I also wanted a boy-band to gang-bang a groupie to comedic effect. Am I not an unyielding artist?

Taking the script out this year to revise a bit, I realized it ultimately resembled the genre more than deconstructed it. Some of the jokes still read alright, but the only real swerve I had left was the anti-teen movie ending, but in light of the fairly standard story (boy-band orgies notwithstanding), it felt like a cheat ending. OK, so how could I rip the story I wanted to tell away from the hokey, unfunny junk, and take an unsterilized knife to one of the lousiest sub-genres in existence?

At the same time I was asking myself that, I picked up George Bernard Shaw’s Man and Superman, and was surprised to find — hey, a satire of romantic comedies. The characters even seemed to line up to my nice nerd, his offensively honest pal, and an apparently bubble-brained girl who reveals surprising reserves.

Shaw’s play barely has time for the romance amid its socialist campaign, and Nietzschean ideas of the ubermensch, which can be pop-fired into the belief (among others) that it’s better to be active than passive, therefore it’s better to be evil than nice, something I’d already tinkered into the script.

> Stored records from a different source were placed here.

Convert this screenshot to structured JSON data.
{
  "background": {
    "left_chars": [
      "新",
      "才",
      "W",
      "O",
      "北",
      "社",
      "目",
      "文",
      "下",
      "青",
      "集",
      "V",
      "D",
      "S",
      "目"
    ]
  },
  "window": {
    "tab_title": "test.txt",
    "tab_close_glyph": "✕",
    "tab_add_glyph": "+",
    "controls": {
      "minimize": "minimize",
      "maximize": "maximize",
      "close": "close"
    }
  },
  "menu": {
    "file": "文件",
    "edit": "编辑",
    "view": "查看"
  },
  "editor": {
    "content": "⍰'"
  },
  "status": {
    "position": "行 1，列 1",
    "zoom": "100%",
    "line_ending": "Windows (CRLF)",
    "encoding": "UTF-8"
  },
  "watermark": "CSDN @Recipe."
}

Yeah, I thought, maybe I’ll hang Nietzsche on my story. Maybe the jerk can only help the hero by breaking him down and forcing him to abandon all his old precepts. Remake him as the new Don Juan, the ubermensch incarnate. That’d be in line with what I wanted to say; maybe he has to have his heart broken before he’s capable of getting what he wants. Destroy the romantic notions that it’s better to suffer and pine in silent dedication. Replace it with a call to all nice guys to take their crush off the pedestal, face her as a human being, want her for who she really is, and go after her as an equal. Yeah. Yeah…

Except now I’m treading on all these Shavian notions that I’ll have to respect even if I’m going to subvert them a bit. Subversion isn’t required, but I’d like it to be a little something new, say something more than just an iteration of Shaw’s ideas on life-force. As he’s making his statement on Nietzsche, I’d have to add my two cents on Shaw. Maybe they could be right on every point, and completely wrong on what it all added up to. Maybe for all their cynicism about human nature, they just didn’t count on the greedy co-opting their work against the ignorant (in the German’s case, very quickly, as his anti-Semitic sister touched up his final work to fit her own views). Who could foresee a world where Che Guevara t-shirts are a pop commodity?

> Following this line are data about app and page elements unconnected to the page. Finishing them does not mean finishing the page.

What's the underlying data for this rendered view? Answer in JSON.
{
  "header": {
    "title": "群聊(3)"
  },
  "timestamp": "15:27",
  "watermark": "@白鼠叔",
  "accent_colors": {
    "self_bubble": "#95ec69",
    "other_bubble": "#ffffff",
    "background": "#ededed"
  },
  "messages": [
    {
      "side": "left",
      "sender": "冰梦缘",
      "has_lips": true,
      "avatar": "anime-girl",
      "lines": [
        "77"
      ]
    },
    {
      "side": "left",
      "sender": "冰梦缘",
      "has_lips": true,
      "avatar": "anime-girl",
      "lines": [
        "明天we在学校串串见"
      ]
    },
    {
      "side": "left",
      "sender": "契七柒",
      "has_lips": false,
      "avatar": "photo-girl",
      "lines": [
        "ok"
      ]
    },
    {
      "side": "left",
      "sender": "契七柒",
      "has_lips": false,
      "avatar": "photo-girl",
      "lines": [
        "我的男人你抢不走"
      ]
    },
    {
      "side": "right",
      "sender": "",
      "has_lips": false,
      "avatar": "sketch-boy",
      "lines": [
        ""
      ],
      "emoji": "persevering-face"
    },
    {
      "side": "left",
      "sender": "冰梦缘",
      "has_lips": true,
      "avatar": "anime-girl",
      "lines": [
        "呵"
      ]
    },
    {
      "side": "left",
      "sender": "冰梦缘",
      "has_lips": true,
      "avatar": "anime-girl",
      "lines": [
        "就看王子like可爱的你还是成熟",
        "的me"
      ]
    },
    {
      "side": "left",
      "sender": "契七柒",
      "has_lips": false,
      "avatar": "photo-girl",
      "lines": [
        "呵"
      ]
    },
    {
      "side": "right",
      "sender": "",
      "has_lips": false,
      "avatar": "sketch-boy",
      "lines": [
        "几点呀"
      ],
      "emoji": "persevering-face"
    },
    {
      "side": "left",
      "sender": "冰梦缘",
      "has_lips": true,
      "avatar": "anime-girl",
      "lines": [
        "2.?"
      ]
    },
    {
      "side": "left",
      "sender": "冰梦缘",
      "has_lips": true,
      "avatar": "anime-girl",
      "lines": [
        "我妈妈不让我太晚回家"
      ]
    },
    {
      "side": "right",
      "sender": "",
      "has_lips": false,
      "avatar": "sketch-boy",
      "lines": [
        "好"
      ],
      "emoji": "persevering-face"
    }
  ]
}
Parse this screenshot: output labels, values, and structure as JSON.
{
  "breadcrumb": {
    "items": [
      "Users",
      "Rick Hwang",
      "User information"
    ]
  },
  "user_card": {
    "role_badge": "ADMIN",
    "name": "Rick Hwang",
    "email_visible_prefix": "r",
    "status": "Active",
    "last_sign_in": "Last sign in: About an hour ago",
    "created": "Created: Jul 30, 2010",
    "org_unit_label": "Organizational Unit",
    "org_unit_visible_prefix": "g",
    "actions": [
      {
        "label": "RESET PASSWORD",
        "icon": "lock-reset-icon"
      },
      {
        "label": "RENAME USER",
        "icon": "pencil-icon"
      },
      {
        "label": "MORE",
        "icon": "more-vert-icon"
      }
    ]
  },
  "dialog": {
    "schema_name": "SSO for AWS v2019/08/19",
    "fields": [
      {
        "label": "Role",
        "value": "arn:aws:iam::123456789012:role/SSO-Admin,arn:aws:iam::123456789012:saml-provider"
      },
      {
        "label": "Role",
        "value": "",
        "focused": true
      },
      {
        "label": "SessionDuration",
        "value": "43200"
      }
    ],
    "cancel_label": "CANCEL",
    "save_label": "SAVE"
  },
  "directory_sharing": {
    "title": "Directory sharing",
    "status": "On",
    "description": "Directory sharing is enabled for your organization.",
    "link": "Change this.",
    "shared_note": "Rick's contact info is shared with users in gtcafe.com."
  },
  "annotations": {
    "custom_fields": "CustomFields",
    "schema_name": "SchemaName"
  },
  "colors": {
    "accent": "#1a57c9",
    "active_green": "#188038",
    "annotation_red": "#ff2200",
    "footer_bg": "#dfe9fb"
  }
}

So these thoughts all hold a general orgy in my head, and nine months later, She’s Famous Now is the tale of how socialism proved to be the greatest capitalist force in the Hollywood machine, and the ubermensch…ahhh, let’s say there’s more to fear in the magnificent blond beast than Nietzsche probably ever considered.

To recap: German philosophy + Don Juan + iPods + triple-threat male model + a horrible genre = probably the funniest thing I’ve written. But it won’t be very funny if it doesn’t matter; it requires the heart to love unabashedly.

Marry your concepts. Watch your hot, little ideas bear young faster than rabbits, rats and roaches put together. Seize upon their strongest offspring and promote those to further procreation. Let your concepts revel in their will to power, revising, recreating and reproducing. Love is all you need, but if you’re trying to make great stories, try smashing other stuff in there as well.

(This also works with hamburger meat. I recommend chopped onion, garlic, Worcestershire sauce, onion salt, parsley, a little cilantro, and some pepper.)

Someday I’ll tell you about Iconography, which shouts its love for comics and family and America and humanity and trumping them all, The Girl. It’s a love letter to life. But now, I really must go. I’ve been locked out of my house for hours, and the sleet has turned to snow.